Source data
[Start of Attachment]
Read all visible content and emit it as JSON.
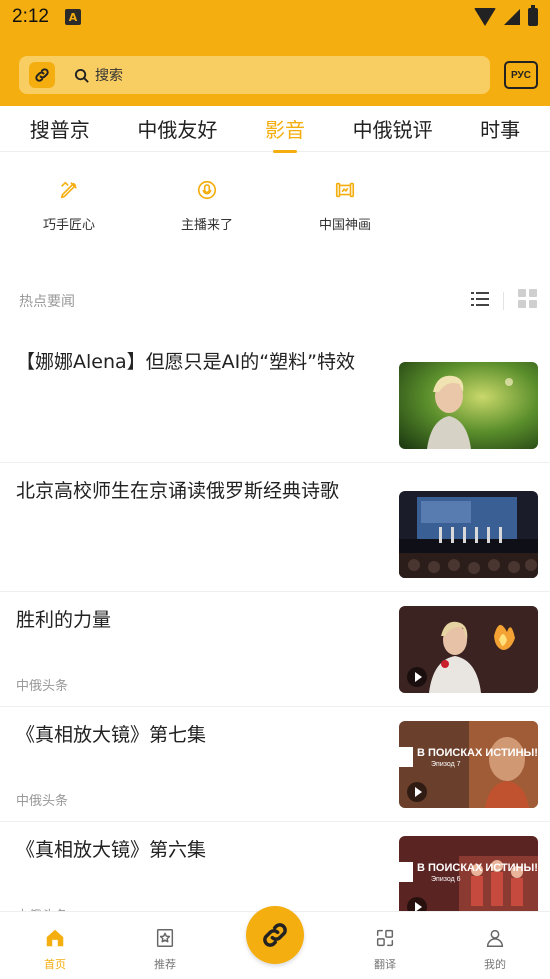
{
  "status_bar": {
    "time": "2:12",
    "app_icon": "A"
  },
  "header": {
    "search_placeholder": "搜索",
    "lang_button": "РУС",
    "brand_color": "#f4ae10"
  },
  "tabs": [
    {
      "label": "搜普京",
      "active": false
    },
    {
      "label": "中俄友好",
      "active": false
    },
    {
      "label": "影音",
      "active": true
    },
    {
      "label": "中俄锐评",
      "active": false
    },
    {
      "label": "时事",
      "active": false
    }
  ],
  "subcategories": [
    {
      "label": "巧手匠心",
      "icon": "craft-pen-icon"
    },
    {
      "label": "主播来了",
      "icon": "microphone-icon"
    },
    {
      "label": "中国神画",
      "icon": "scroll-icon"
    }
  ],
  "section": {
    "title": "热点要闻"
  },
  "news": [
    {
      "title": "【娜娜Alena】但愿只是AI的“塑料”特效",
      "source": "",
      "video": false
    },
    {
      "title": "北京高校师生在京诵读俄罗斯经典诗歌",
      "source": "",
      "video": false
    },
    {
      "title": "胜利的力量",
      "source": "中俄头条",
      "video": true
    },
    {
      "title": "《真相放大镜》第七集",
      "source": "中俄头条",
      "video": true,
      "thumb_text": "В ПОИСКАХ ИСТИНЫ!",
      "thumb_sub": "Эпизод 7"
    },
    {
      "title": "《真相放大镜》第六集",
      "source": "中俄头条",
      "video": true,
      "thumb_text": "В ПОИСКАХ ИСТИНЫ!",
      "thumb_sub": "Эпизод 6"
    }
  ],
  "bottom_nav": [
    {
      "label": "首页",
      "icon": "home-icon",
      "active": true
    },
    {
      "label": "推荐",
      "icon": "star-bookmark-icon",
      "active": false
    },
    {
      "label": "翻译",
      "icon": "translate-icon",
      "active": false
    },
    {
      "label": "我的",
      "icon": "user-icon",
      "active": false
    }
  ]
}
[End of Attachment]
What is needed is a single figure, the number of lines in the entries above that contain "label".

12